Top of Data records
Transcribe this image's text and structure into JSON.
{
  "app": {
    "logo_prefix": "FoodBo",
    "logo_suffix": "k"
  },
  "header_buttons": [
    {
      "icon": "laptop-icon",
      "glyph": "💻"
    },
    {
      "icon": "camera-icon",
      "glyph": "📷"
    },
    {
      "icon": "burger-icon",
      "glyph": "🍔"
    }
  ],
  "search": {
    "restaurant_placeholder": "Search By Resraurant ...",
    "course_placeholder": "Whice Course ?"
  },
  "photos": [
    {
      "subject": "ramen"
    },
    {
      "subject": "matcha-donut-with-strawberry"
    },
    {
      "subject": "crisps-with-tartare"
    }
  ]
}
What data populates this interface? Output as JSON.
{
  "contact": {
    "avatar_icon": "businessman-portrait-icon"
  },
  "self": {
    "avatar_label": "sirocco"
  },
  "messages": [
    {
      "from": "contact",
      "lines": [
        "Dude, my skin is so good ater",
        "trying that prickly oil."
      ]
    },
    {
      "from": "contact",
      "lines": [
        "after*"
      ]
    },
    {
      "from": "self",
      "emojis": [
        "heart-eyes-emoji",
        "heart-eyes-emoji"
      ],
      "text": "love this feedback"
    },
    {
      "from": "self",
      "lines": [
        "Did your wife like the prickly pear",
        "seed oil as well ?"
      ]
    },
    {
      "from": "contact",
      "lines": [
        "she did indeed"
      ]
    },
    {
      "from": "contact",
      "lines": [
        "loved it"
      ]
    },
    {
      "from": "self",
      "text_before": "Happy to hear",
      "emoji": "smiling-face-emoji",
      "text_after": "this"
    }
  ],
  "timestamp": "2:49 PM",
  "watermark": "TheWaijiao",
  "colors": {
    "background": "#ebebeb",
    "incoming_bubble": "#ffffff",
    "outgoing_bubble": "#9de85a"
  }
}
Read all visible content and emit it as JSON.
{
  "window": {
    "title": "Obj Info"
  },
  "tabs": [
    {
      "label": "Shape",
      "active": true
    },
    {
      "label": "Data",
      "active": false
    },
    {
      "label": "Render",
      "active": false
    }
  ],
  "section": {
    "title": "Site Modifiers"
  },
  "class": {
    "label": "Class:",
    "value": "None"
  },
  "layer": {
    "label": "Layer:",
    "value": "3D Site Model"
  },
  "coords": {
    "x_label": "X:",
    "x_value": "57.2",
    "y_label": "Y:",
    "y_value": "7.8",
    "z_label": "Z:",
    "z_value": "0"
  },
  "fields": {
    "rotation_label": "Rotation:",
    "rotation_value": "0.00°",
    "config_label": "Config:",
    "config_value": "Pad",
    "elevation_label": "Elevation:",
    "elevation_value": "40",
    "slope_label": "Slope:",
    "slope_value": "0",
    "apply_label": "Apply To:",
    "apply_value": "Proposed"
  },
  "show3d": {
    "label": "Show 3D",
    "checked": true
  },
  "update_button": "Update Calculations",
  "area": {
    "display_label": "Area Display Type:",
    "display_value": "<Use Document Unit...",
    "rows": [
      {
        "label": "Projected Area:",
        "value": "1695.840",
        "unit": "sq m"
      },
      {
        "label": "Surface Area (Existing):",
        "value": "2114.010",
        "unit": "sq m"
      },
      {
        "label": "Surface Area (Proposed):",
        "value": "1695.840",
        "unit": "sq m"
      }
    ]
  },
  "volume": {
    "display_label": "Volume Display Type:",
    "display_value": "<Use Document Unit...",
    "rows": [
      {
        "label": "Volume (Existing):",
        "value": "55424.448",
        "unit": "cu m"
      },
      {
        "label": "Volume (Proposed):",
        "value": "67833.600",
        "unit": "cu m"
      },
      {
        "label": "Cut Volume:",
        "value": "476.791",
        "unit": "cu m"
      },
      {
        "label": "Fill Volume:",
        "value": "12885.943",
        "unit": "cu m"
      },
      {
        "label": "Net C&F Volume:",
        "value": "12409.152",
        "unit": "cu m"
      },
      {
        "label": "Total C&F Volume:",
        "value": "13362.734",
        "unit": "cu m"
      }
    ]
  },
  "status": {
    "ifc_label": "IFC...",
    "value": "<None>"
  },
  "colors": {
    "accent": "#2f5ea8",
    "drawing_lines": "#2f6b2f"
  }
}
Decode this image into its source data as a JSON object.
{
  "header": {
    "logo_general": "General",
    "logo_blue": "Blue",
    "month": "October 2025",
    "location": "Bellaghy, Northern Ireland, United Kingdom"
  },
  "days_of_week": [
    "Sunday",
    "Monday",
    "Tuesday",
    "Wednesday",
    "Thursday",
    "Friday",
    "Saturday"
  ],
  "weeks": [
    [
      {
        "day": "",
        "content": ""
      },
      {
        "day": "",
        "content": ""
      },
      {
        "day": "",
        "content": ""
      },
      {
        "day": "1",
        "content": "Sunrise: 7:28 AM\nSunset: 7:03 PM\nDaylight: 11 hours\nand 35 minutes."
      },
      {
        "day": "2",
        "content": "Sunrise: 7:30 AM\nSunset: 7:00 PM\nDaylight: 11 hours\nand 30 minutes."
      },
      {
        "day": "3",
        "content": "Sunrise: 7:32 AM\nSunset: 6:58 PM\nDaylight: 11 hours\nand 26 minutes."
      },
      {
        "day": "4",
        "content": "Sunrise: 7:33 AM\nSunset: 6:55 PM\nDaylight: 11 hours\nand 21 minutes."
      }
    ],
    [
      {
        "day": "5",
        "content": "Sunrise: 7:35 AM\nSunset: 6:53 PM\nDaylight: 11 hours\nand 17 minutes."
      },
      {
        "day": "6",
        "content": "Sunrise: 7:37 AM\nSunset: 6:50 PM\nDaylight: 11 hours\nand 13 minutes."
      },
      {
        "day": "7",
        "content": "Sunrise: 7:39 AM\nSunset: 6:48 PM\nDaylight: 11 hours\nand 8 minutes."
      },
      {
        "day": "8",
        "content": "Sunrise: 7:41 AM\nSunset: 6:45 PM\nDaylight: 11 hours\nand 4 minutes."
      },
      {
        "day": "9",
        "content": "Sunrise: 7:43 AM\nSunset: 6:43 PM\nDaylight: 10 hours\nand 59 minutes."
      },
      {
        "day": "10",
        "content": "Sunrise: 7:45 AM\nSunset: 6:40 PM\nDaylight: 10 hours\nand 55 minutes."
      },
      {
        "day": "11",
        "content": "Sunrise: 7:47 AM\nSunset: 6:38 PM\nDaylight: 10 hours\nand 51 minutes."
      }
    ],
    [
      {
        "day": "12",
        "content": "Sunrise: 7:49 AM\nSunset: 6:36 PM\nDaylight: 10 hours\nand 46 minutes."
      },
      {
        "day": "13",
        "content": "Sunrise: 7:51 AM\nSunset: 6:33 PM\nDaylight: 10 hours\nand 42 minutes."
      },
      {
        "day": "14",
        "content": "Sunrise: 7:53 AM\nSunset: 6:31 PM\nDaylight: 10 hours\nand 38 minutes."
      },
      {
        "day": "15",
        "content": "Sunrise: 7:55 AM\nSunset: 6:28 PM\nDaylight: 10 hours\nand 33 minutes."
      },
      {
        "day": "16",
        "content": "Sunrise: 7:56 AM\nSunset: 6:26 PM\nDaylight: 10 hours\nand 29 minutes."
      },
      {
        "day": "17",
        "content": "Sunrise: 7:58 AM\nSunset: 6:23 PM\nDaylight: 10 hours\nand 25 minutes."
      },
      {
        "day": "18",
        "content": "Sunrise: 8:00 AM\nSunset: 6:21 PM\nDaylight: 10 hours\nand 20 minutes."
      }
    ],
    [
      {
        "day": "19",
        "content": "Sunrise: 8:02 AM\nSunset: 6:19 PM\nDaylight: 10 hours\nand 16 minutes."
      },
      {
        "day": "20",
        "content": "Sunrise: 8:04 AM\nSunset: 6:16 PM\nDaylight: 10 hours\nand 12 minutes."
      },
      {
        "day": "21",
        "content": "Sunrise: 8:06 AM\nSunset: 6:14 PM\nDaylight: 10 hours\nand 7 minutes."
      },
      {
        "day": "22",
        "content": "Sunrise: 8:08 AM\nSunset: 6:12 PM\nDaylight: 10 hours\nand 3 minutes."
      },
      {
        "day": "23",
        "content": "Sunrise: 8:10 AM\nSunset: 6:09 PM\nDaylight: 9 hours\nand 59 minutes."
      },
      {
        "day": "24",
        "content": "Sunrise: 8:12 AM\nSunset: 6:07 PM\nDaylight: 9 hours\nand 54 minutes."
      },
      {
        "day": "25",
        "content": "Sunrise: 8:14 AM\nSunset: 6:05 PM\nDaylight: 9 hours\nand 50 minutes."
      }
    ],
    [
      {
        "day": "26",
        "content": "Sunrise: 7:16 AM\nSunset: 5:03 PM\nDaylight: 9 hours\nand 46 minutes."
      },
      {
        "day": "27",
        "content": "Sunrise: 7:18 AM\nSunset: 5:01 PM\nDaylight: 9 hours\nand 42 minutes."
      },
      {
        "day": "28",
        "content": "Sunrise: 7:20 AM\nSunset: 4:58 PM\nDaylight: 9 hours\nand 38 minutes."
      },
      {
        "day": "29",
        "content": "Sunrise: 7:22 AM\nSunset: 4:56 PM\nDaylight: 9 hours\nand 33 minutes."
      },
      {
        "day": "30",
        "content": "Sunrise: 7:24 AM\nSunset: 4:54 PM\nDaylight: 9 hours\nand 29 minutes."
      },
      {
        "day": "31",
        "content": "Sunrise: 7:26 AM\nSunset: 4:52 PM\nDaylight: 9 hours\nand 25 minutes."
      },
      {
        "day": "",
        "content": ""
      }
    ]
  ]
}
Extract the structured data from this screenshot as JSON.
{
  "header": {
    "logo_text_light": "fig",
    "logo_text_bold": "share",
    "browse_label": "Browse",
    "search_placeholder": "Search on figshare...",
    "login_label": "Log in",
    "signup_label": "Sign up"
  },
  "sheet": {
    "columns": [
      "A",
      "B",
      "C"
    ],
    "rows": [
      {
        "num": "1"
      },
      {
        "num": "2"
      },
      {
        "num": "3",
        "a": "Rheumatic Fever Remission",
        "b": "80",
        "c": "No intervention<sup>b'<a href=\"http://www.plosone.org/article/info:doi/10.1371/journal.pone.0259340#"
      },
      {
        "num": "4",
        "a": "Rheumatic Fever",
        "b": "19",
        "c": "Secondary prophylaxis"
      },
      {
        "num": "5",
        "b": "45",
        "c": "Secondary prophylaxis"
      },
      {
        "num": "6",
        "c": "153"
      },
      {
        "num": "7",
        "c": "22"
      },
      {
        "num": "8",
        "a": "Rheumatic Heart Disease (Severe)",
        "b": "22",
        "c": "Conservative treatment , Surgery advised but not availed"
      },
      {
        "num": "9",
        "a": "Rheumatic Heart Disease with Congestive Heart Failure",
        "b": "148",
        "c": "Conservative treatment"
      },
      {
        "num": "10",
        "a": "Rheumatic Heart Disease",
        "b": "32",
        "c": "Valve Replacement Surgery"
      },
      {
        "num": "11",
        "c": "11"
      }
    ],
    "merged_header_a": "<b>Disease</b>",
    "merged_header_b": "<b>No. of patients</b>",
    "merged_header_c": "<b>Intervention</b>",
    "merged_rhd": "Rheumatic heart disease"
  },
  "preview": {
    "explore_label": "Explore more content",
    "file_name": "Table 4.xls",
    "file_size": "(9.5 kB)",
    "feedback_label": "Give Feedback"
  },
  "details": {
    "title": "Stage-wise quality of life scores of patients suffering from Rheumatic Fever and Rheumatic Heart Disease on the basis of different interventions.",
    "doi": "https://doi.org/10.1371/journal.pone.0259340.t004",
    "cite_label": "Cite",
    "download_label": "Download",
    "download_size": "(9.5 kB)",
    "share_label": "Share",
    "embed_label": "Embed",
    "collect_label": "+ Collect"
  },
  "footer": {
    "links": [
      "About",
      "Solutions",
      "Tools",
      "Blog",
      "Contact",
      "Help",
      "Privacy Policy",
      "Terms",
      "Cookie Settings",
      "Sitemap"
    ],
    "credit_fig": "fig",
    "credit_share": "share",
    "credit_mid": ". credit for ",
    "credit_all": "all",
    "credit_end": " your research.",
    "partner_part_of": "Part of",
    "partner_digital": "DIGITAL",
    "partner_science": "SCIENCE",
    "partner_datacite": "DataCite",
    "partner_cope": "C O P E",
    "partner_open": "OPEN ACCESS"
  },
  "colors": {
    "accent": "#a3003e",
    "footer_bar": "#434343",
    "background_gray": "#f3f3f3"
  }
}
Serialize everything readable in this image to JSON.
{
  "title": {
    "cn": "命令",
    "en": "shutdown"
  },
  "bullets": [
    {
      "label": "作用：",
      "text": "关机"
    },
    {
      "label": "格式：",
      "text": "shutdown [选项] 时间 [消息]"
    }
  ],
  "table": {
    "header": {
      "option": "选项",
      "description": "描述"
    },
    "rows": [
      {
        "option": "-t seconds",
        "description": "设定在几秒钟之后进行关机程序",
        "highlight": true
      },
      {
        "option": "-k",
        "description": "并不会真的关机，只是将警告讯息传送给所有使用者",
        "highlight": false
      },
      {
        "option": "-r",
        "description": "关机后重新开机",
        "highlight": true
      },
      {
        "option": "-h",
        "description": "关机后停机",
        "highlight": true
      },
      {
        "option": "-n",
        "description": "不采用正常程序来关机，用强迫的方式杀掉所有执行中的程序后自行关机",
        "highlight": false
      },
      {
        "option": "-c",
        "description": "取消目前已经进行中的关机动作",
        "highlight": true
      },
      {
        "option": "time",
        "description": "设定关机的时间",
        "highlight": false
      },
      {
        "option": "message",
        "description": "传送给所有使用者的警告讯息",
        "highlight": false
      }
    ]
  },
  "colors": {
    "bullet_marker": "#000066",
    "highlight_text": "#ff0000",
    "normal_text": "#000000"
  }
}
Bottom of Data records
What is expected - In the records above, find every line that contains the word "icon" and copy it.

Solution to this exercise -
      "icon": "laptop-icon",
      "icon": "camera-icon",
      "icon": "burger-icon",
    "avatar_icon": "businessman-portrait-icon"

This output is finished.